#### Aim of the task
A word-for-word copy of the entries is needed, and it should contain no images.

#### Provided records
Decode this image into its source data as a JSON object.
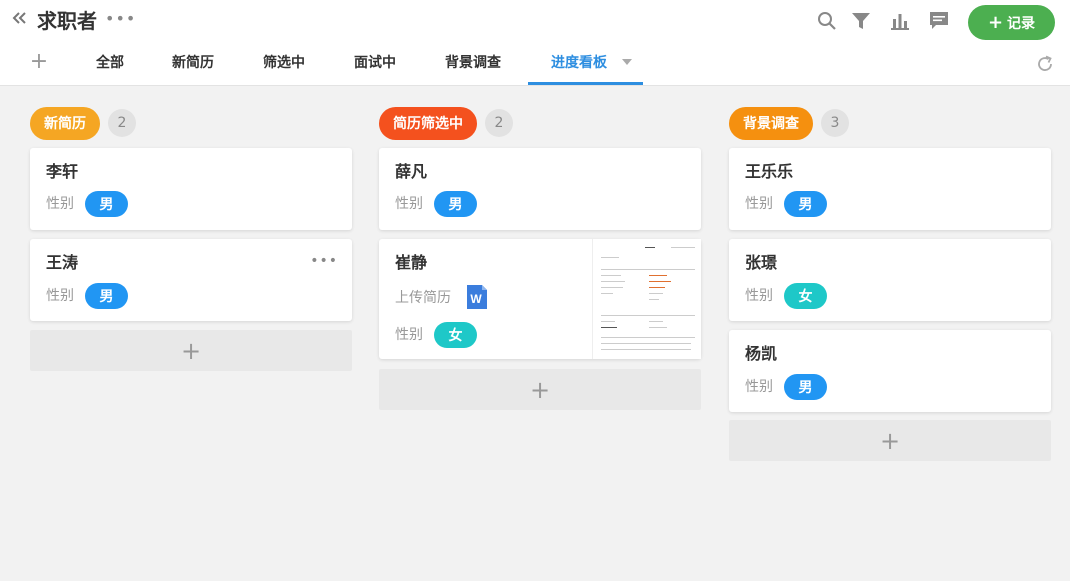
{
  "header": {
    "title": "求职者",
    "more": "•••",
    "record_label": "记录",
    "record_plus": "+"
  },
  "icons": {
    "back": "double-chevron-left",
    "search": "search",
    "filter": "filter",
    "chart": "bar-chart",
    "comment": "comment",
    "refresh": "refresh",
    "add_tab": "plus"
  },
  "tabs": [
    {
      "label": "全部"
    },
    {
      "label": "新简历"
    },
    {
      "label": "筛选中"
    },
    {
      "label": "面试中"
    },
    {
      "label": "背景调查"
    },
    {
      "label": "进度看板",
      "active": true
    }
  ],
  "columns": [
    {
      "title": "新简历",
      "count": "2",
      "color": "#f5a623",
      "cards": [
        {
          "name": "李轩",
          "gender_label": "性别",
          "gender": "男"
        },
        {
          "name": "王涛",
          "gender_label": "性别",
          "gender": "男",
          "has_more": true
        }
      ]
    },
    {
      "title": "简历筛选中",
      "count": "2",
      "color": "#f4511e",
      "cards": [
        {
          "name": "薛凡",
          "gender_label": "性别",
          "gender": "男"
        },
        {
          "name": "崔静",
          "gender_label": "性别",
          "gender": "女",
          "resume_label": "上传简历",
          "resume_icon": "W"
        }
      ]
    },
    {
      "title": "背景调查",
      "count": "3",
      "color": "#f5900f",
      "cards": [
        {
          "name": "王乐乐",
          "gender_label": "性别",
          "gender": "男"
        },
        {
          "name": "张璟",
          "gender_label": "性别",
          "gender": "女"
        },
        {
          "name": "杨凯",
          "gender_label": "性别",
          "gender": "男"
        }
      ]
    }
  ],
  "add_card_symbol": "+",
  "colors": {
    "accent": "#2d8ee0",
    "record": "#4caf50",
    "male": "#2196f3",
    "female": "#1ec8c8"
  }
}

#### Solution to the problem
Decode this image into its source data as a JSON object.
{
  "header": {
    "title": "求职者",
    "more": "•••",
    "record_label": "记录",
    "record_plus": "+"
  },
  "icons": {
    "back": "double-chevron-left",
    "search": "search",
    "filter": "filter",
    "chart": "bar-chart",
    "comment": "comment",
    "refresh": "refresh",
    "add_tab": "plus"
  },
  "tabs": [
    {
      "label": "全部"
    },
    {
      "label": "新简历"
    },
    {
      "label": "筛选中"
    },
    {
      "label": "面试中"
    },
    {
      "label": "背景调查"
    },
    {
      "label": "进度看板",
      "active": true
    }
  ],
  "columns": [
    {
      "title": "新简历",
      "count": "2",
      "color": "#f5a623",
      "cards": [
        {
          "name": "李轩",
          "gender_label": "性别",
          "gender": "男"
        },
        {
          "name": "王涛",
          "gender_label": "性别",
          "gender": "男",
          "has_more": true
        }
      ]
    },
    {
      "title": "简历筛选中",
      "count": "2",
      "color": "#f4511e",
      "cards": [
        {
          "name": "薛凡",
          "gender_label": "性别",
          "gender": "男"
        },
        {
          "name": "崔静",
          "gender_label": "性别",
          "gender": "女",
          "resume_label": "上传简历",
          "resume_icon": "W"
        }
      ]
    },
    {
      "title": "背景调查",
      "count": "3",
      "color": "#f5900f",
      "cards": [
        {
          "name": "王乐乐",
          "gender_label": "性别",
          "gender": "男"
        },
        {
          "name": "张璟",
          "gender_label": "性别",
          "gender": "女"
        },
        {
          "name": "杨凯",
          "gender_label": "性别",
          "gender": "男"
        }
      ]
    }
  ],
  "add_card_symbol": "+",
  "colors": {
    "accent": "#2d8ee0",
    "record": "#4caf50",
    "male": "#2196f3",
    "female": "#1ec8c8"
  }
}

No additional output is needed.